◆ **Exercise instructions**:
Scan the records for lines with the string "title". Say how many there are, and add nothing.

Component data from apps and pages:
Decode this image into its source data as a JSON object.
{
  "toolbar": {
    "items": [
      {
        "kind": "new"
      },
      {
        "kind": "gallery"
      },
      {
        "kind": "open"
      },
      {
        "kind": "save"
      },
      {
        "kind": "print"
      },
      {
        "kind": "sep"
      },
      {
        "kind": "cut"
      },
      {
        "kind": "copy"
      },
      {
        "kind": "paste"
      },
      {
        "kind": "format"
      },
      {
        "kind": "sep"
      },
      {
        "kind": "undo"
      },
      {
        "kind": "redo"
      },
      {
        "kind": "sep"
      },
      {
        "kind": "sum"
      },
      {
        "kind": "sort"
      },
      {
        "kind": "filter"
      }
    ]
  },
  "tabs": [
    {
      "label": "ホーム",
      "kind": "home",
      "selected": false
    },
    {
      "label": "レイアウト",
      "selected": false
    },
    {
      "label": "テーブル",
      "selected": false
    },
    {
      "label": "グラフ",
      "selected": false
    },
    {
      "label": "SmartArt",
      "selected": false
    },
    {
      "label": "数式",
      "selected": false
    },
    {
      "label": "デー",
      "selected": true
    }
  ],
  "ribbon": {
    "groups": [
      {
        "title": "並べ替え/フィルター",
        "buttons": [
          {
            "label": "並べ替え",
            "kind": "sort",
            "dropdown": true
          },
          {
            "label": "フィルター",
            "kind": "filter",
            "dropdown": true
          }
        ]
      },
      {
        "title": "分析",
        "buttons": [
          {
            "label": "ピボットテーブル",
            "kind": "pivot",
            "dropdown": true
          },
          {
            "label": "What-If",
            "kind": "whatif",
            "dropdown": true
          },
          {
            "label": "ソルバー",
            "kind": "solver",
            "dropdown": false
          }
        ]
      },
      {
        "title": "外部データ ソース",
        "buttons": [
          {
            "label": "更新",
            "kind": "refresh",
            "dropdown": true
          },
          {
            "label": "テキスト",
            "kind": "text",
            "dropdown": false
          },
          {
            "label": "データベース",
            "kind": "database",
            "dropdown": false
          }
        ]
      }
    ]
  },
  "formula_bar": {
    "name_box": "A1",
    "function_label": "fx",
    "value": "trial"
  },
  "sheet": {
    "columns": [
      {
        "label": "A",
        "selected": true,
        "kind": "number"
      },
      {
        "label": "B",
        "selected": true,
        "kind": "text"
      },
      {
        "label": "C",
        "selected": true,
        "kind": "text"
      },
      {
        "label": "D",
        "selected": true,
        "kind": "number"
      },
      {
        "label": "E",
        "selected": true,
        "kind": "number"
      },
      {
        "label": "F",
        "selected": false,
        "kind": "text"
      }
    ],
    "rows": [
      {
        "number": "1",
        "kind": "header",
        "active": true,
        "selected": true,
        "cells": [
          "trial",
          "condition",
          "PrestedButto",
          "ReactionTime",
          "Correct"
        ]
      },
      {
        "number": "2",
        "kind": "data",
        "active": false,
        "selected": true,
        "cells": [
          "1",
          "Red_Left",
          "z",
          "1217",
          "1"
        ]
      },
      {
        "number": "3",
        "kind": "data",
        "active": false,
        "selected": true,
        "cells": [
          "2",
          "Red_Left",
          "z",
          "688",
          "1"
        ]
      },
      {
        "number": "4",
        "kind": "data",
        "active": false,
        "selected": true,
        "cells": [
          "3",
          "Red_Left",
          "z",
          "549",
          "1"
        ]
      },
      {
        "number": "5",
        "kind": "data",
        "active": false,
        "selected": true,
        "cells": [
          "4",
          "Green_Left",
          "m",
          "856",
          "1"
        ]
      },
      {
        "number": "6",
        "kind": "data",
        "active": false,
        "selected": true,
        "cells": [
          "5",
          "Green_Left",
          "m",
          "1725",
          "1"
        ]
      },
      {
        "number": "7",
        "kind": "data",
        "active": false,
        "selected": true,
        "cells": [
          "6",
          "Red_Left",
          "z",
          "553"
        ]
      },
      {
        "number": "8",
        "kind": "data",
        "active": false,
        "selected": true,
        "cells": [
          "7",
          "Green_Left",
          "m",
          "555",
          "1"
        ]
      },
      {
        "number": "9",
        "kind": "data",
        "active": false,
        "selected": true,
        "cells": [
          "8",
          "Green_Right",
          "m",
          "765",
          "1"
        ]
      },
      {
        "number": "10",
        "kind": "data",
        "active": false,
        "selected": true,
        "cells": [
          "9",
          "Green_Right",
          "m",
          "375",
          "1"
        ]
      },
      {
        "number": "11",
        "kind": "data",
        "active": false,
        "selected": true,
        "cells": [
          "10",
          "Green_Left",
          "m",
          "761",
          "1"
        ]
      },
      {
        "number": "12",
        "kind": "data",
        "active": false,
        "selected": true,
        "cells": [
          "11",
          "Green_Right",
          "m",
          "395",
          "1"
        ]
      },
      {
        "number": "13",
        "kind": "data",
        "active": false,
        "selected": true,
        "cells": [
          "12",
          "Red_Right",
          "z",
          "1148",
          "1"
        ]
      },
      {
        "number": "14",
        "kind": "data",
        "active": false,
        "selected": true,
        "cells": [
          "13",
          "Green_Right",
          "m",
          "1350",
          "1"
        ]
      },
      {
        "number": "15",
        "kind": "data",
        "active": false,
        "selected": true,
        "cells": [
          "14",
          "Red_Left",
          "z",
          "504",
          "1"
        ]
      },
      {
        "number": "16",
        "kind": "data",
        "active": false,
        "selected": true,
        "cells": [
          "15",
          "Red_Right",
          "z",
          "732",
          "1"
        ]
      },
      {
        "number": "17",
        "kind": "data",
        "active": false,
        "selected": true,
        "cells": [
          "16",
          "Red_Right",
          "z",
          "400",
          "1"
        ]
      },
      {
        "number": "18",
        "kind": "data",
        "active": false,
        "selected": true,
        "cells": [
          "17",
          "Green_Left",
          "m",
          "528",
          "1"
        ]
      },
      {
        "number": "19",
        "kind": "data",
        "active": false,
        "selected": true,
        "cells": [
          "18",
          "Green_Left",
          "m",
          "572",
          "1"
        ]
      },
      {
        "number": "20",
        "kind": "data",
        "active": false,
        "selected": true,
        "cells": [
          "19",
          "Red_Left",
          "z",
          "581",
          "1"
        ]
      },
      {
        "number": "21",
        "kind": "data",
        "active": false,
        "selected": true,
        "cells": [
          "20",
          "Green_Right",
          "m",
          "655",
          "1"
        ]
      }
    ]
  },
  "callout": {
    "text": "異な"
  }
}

◆ **Reply**:
3